Chamber Music America, the sponsor of Xenogenesis Suite, is probably the most active commissioning body in the field. According to Margaret Lioi, the organization’s CEO, it has commissioned 104 new works since 2000, about a dozen per year. CMA’s working definition of chamber music is flexible and jazz-conducive: “music for small ensembles in which players perform one to a part, generally without a conductor.”
Beneficiaries of the program have included jazz artists of varying degrees of prominence. Lioi reports that a total of $1.3 million has been awarded, in standard increments of $6,000 per composer and $1,000 per ensemble member. (By this calculus, Mitchell’s Black Earth Ensemble received $14,000.) The only postgrant requirement is a physical copy of the score and the realization of two performances. Occasionally, as in Mitchell’s case, results also yield an album; two more recent examples would be Codebook (Pi) and In Pursuit (Sunnyside), respectively by the saxophonists Rudresh Mahanthappa and Donny McCaslin.

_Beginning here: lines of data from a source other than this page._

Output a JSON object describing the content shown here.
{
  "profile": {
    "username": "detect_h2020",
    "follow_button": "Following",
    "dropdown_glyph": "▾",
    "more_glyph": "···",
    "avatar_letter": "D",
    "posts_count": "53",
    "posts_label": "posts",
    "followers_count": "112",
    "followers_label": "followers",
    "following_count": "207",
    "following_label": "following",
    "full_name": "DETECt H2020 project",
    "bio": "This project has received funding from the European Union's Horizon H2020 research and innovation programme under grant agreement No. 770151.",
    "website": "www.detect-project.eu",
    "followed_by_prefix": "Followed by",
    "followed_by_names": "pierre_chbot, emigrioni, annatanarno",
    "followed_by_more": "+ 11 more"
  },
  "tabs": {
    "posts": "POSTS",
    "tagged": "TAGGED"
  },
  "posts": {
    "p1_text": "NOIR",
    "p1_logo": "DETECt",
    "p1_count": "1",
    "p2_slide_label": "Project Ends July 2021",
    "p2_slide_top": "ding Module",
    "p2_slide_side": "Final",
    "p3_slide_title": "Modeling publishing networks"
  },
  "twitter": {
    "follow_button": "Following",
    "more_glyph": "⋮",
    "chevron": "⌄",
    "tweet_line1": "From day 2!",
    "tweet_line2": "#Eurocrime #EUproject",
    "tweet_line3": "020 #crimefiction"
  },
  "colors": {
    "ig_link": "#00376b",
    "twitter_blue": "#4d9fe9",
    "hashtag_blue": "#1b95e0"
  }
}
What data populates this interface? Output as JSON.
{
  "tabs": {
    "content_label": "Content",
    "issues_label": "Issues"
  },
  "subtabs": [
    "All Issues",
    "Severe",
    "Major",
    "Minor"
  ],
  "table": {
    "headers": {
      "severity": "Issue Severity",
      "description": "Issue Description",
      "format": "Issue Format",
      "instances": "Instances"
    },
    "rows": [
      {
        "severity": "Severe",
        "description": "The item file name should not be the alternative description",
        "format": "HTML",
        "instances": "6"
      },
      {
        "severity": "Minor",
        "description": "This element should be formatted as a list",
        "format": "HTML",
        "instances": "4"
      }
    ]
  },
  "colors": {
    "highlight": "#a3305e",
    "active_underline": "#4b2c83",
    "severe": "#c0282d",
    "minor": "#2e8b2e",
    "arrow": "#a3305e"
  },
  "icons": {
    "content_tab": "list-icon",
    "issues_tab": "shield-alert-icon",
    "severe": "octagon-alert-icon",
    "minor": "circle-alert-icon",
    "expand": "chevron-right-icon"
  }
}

So what’s the problem? Strictly speaking, nothing: Jazz desperately needs this sort of institutional support. But sometimes I wonder about the greater influence of such an arrangement. Peruse the comprehensive list of Chamber Music America grants, and you’ll find a preponderance of self-consciously intellectual or pointedly interdisciplinary works. In the program’s inaugural year, grants were awarded not only for “Abstract Expression,” by pianist Phil Markowitz, but also “Chasing Paint: The Jackson Pollock Suites,” by soprano saxophonist Jane Ira Bloom. “People have associated their commissions with artwork, with literature, with contemporary social themes,” says Lioi. That’s fine, except for the fact that concept-driven work is fast becoming the norm.

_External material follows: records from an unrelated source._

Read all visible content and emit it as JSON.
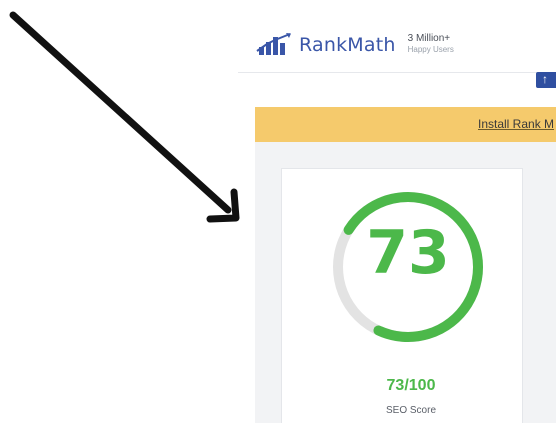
{
  "header": {
    "brand": "RankMath",
    "users_count": "3 Million+",
    "users_label": "Happy Users",
    "logo_icon": "rankmath-logo-icon"
  },
  "notice": {
    "text": "Install Rank M"
  },
  "score_card": {
    "score": "73",
    "fraction": "73/100",
    "caption": "SEO Score",
    "progress": 0.73
  },
  "annotation": {
    "icon": "pointer-arrow-icon"
  },
  "colors": {
    "brand_blue": "#3a56a8",
    "notice_yellow": "#f5ca6c",
    "score_green": "#4cb84a",
    "track_gray": "#e3e3e3",
    "content_bg": "#f2f3f5"
  }
}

Consider again Mitchell’s Xenogenesis Suite, this time as a textbook case. A cynic might suggest that “suite” has become a sort of magic word-in the first five years of CMA’s program, it appeared in the titles of 24 works, and probably in countless more proposals-and that the exploitation of extramusical ideas has become a recipe for grant-writing success. There have been success stories in this area, like the performance-art partnerships of Jason Moran, the multimedia social critiques of pianist Vijay Iyer, and the cultural investigations of Myra Melford. But there have also been duds, pieces weighed down by premise or expectation, with results that feel more dutiful than dynamic. For better or worse, jazz has steadily been adjusting to a system that rewards rationalization.

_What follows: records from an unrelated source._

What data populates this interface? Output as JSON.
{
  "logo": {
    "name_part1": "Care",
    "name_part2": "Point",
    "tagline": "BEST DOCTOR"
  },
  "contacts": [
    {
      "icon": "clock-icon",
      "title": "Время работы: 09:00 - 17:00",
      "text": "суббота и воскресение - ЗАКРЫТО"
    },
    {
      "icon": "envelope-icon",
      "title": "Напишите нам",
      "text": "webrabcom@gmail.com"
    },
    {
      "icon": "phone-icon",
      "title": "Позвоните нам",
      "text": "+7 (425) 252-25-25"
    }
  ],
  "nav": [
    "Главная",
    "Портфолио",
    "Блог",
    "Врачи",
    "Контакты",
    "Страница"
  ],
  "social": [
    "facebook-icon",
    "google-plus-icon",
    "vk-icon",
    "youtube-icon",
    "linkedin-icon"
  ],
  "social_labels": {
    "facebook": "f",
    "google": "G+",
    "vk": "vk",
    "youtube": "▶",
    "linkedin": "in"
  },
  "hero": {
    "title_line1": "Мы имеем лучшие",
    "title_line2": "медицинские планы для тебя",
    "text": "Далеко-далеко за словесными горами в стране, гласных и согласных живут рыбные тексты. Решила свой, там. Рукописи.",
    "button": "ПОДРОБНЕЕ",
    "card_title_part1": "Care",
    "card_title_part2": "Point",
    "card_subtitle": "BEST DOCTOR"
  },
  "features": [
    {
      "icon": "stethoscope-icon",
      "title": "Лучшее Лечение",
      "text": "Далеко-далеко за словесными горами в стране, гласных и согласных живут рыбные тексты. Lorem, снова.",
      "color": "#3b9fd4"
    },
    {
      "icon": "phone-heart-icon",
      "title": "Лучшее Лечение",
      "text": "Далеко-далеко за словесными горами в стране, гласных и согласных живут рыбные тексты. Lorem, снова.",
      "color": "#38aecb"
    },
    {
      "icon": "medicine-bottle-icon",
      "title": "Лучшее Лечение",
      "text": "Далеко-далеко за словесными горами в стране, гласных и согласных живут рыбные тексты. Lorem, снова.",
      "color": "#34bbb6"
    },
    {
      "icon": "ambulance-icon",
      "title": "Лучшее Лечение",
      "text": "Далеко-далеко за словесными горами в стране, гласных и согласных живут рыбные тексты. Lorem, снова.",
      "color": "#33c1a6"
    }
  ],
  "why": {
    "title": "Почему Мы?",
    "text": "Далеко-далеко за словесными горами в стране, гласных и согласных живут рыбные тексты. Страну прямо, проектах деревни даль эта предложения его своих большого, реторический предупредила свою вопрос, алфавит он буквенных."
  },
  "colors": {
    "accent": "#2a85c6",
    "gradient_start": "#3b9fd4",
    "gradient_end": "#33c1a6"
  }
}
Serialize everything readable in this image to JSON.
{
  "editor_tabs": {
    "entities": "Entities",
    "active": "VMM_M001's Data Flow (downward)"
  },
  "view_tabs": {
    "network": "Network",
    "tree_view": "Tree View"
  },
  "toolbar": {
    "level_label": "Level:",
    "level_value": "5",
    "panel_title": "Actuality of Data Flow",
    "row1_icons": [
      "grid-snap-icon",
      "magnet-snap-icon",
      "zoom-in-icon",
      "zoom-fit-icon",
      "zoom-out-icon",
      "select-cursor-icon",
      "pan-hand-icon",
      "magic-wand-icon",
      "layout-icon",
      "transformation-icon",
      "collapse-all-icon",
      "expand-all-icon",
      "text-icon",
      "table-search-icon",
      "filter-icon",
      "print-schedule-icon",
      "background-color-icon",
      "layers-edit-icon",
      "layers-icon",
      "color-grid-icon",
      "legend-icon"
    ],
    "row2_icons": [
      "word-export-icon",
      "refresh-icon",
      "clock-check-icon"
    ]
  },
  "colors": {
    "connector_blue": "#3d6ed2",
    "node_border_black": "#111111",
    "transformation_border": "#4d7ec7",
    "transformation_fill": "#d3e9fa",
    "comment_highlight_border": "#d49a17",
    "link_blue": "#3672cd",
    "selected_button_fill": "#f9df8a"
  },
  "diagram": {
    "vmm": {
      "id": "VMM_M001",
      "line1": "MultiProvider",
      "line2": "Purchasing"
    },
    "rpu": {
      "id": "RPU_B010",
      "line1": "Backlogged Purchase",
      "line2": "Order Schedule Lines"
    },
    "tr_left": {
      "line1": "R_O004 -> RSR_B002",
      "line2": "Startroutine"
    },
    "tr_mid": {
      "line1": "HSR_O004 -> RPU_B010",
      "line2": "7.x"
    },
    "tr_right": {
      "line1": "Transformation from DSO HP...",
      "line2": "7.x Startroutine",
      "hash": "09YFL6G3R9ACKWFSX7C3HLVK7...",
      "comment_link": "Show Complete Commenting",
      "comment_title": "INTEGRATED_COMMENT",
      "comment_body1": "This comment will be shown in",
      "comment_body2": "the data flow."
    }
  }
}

Where does this leave a musician like guitarist Russell Malone, or tenor saxophonist Harry Allen, or even pianist Mulgrew Miller, who put into circulation the wry term “interview music” a few years ago? (Where, for that matter, would it have left someone like Dexter Gordon?) Lioi points to CMA’s residency program, which sponsors ensemble performances in a range of community settings. That’s a good start, but it doesn’t change the fact that jazz musicians are now expected to be heady conceptualists, ambitious composers and shrewd grant writers, in addition to mastering the quantum physics of improvisation, which isn’t any easier now than it was a generation ago.
Thankfully most musicians seem to understand the balance. One month before the premiere of “Xenogenesis”, Mitchell and her Black Earth Ensemble recorded a separate album, Black Unstoppable (Delmark). Consisting of all original music but no larger concept, it might well be the less important work. But it’s also the more rewarding one.Originally Published